* DATASET RECORDS
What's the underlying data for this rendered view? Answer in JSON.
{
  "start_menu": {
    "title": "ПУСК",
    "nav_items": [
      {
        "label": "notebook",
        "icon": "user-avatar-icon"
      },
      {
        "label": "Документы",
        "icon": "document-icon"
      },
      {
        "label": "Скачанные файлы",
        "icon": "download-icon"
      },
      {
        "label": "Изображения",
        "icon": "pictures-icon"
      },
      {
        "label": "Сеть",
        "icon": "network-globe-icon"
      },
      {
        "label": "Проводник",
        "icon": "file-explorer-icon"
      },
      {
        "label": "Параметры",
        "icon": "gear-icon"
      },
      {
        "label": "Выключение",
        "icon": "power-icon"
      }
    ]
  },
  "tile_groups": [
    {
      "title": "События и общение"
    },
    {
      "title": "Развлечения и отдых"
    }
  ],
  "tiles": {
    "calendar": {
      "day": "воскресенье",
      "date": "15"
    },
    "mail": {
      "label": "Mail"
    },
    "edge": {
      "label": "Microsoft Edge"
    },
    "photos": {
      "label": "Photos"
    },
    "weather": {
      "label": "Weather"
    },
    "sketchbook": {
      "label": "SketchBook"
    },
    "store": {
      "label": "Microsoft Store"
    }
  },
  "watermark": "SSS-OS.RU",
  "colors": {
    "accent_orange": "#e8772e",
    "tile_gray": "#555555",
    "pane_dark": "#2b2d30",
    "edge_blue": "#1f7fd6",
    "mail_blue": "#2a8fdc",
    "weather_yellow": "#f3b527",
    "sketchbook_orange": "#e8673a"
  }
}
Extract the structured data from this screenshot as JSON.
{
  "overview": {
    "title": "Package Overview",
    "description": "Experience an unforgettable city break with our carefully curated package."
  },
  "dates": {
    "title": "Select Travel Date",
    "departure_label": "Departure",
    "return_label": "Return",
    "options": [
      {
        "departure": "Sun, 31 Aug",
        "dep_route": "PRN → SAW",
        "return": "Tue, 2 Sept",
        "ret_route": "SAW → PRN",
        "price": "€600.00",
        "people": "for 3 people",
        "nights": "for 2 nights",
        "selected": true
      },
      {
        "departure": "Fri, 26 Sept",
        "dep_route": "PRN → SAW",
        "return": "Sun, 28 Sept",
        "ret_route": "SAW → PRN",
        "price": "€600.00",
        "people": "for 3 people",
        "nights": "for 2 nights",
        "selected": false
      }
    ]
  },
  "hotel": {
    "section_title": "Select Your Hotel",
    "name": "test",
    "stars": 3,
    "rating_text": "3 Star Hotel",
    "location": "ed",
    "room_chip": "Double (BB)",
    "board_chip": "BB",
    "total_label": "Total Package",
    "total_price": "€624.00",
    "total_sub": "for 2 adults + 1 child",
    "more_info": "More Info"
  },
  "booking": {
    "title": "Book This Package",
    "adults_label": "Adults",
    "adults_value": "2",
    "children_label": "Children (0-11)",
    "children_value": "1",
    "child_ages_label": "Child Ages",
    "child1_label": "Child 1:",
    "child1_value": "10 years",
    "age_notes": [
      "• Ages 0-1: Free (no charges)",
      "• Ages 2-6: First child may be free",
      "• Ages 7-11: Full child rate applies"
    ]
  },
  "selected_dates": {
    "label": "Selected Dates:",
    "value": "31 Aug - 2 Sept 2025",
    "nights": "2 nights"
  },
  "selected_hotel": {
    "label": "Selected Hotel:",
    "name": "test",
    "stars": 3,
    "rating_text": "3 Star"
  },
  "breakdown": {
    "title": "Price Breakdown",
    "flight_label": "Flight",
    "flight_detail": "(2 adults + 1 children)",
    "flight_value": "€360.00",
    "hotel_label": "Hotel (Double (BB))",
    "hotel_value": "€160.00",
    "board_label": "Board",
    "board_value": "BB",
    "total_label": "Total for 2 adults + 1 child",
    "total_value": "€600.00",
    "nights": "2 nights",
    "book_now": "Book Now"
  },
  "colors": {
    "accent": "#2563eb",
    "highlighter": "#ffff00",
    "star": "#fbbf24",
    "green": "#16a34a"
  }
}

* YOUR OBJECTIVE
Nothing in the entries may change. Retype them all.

* EXPECTED ANSWER
What's the underlying data for this rendered view? Answer in JSON.
{
  "start_menu": {
    "title": "ПУСК",
    "nav_items": [
      {
        "label": "notebook",
        "icon": "user-avatar-icon"
      },
      {
        "label": "Документы",
        "icon": "document-icon"
      },
      {
        "label": "Скачанные файлы",
        "icon": "download-icon"
      },
      {
        "label": "Изображения",
        "icon": "pictures-icon"
      },
      {
        "label": "Сеть",
        "icon": "network-globe-icon"
      },
      {
        "label": "Проводник",
        "icon": "file-explorer-icon"
      },
      {
        "label": "Параметры",
        "icon": "gear-icon"
      },
      {
        "label": "Выключение",
        "icon": "power-icon"
      }
    ]
  },
  "tile_groups": [
    {
      "title": "События и общение"
    },
    {
      "title": "Развлечения и отдых"
    }
  ],
  "tiles": {
    "calendar": {
      "day": "воскресенье",
      "date": "15"
    },
    "mail": {
      "label": "Mail"
    },
    "edge": {
      "label": "Microsoft Edge"
    },
    "photos": {
      "label": "Photos"
    },
    "weather": {
      "label": "Weather"
    },
    "sketchbook": {
      "label": "SketchBook"
    },
    "store": {
      "label": "Microsoft Store"
    }
  },
  "watermark": "SSS-OS.RU",
  "colors": {
    "accent_orange": "#e8772e",
    "tile_gray": "#555555",
    "pane_dark": "#2b2d30",
    "edge_blue": "#1f7fd6",
    "mail_blue": "#2a8fdc",
    "weather_yellow": "#f3b527",
    "sketchbook_orange": "#e8673a"
  }
}
Extract the structured data from this screenshot as JSON.
{
  "overview": {
    "title": "Package Overview",
    "description": "Experience an unforgettable city break with our carefully curated package."
  },
  "dates": {
    "title": "Select Travel Date",
    "departure_label": "Departure",
    "return_label": "Return",
    "options": [
      {
        "departure": "Sun, 31 Aug",
        "dep_route": "PRN → SAW",
        "return": "Tue, 2 Sept",
        "ret_route": "SAW → PRN",
        "price": "€600.00",
        "people": "for 3 people",
        "nights": "for 2 nights",
        "selected": true
      },
      {
        "departure": "Fri, 26 Sept",
        "dep_route": "PRN → SAW",
        "return": "Sun, 28 Sept",
        "ret_route": "SAW → PRN",
        "price": "€600.00",
        "people": "for 3 people",
        "nights": "for 2 nights",
        "selected": false
      }
    ]
  },
  "hotel": {
    "section_title": "Select Your Hotel",
    "name": "test",
    "stars": 3,
    "rating_text": "3 Star Hotel",
    "location": "ed",
    "room_chip": "Double (BB)",
    "board_chip": "BB",
    "total_label": "Total Package",
    "total_price": "€624.00",
    "total_sub": "for 2 adults + 1 child",
    "more_info": "More Info"
  },
  "booking": {
    "title": "Book This Package",
    "adults_label": "Adults",
    "adults_value": "2",
    "children_label": "Children (0-11)",
    "children_value": "1",
    "child_ages_label": "Child Ages",
    "child1_label": "Child 1:",
    "child1_value": "10 years",
    "age_notes": [
      "• Ages 0-1: Free (no charges)",
      "• Ages 2-6: First child may be free",
      "• Ages 7-11: Full child rate applies"
    ]
  },
  "selected_dates": {
    "label": "Selected Dates:",
    "value": "31 Aug - 2 Sept 2025",
    "nights": "2 nights"
  },
  "selected_hotel": {
    "label": "Selected Hotel:",
    "name": "test",
    "stars": 3,
    "rating_text": "3 Star"
  },
  "breakdown": {
    "title": "Price Breakdown",
    "flight_label": "Flight",
    "flight_detail": "(2 adults + 1 children)",
    "flight_value": "€360.00",
    "hotel_label": "Hotel (Double (BB))",
    "hotel_value": "€160.00",
    "board_label": "Board",
    "board_value": "BB",
    "total_label": "Total for 2 adults + 1 child",
    "total_value": "€600.00",
    "nights": "2 nights",
    "book_now": "Book Now"
  },
  "colors": {
    "accent": "#2563eb",
    "highlighter": "#ffff00",
    "star": "#fbbf24",
    "green": "#16a34a"
  }
}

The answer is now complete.